Business actions results indicate that the country is in the right recycling path. New investments are coming with the assurance of the regulatory context after the waste law was approved and the Ministry of Environment formalized the model for packaging reverse logistics supported by vast representation of business organizations through a discussion process led by CEMPRE.


The Packaging Coalition aims to add skills and contribute to the advance and synergy of actions in the recycling agenda, with participation of dozens of industrial, retail, distributing and importing organizations. Now, more business commitment from sectors that so far have not endorsed the reverse logistics agreement with the government is expected. Adequacy is considered essential to mobilize the necessary investments to the system operation and meet the targets set with the public power and society. This may be mandatory by means of a Federal Decree.


Nowadays, in the face of greater social control and market demands, special attention has been given to corporate governance aligned to the legal and normative framework, codes of conduct and ethical principles, due to the risks implied in the lack of adequacy. Subjects as “compliance” and “integrity” become sustainability assets in several business sectors – including those related to the compliance with the National Solid Waste Policy. The pressure of socioenvironmental demands bolsters the scenario, which also includes opportunities to be distinguished in the stock market by supporting laws created to improve quality of life and the relationship between man and environment.

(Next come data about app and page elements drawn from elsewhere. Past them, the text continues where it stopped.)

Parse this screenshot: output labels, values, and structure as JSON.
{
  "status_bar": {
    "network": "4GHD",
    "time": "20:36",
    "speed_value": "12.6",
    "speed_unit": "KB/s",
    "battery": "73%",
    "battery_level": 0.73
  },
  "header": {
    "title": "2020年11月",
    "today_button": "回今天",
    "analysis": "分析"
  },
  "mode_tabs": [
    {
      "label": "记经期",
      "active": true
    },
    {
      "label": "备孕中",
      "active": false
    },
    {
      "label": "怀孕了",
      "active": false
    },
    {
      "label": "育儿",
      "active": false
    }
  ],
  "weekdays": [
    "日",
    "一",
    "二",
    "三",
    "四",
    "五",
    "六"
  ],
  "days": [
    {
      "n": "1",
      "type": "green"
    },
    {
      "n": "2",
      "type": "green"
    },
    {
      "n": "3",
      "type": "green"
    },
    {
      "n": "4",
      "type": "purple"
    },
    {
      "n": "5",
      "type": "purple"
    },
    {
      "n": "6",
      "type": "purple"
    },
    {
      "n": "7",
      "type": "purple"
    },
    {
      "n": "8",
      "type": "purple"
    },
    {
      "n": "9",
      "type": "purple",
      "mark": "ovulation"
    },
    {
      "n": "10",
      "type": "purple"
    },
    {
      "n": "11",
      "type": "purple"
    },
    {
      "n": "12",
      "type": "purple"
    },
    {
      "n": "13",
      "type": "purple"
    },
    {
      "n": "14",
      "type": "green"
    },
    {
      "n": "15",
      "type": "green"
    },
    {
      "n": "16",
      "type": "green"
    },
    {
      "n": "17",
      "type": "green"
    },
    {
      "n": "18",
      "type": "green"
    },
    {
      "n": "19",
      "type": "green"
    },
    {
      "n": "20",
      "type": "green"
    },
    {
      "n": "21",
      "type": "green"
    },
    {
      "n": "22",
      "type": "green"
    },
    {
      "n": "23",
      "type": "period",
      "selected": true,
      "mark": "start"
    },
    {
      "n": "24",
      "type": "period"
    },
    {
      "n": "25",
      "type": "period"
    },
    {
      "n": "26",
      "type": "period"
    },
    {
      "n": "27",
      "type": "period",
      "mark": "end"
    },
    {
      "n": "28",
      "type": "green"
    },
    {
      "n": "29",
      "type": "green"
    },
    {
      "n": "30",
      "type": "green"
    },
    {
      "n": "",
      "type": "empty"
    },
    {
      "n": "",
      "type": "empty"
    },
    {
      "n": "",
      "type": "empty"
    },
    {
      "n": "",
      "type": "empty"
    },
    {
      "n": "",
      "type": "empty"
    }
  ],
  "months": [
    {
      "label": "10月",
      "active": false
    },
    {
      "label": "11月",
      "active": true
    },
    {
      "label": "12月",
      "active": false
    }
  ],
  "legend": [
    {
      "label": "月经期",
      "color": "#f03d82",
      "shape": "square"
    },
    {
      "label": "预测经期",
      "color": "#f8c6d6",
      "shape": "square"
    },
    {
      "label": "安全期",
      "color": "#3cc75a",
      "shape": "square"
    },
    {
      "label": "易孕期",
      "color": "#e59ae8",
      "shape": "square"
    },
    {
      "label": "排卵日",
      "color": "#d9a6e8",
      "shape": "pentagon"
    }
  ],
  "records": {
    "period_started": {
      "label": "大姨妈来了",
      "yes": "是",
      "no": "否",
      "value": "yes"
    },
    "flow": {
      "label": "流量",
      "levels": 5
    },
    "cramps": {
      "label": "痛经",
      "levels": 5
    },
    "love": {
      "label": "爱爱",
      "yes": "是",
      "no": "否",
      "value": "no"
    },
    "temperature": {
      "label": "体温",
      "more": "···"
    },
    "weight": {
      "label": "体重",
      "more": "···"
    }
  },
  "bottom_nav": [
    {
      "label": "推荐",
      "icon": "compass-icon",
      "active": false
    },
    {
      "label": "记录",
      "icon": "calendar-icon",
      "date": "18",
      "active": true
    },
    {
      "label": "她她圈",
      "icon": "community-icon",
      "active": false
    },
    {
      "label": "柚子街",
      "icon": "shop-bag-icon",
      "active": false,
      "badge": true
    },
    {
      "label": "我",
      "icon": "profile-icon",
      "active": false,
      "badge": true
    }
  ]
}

GLOBAL CONNECTIONS

It is time to act. Humanity’s demand for the planet’s resources is 50% than what nature can replace, according to the Living Planet Report, published by WWF international organization in 2014. One and a half planet would be necessary to produce the necessary resources at the current consumption level. If the rhythm does not change, future generations will face the risk of vital supplies, as water.


Waste recycling reduces extraction of resources to make new products and diminishes the impacts to water, land, health and biodiversity. I also saves energy in the industrial processes and reduces gas emissions that aggravate global climatic changes that put production and quality of life at risk and will be the subject of new national and international regulations in the context of commitments signed in the Paris Agreement. Landfills and open dumps emit 4% of all carbon set in the atmosphere in Brazil according to the National Emissions Recording System. The main element associated to it is methane gas released by decomposition of organic waste, which could be largely recycled by composting.


Good waste management has the potential to reduce emissions related to global warming. besides, it promotes social inclusion and income. Thus, the sector presents itself as one of those that more potentially can contribute to the Sustainable Development Goals. Launched by the United Nations in 2015 with many social, environmental and economic goals for 2030, the new agenda marks investments, public policies and business strategies in the world.


On its 25th year of existence, CEMPRE takes on current global challenges to reduce inequalities and eradicate poverty and famine, and urban waste recycling is its guiding principle. Collective engagement in the business world in synergy with public policies and people’s greater awareness towards socioenvironmental issues add up experiences and efforts so that the path can be trodden faster and more efficiently, with common benefits to all society. In the background, there is a commitment taken back in time – a commitment that renews itself in the face of new challenges and demands, on the way to a fairer and more sustainable future.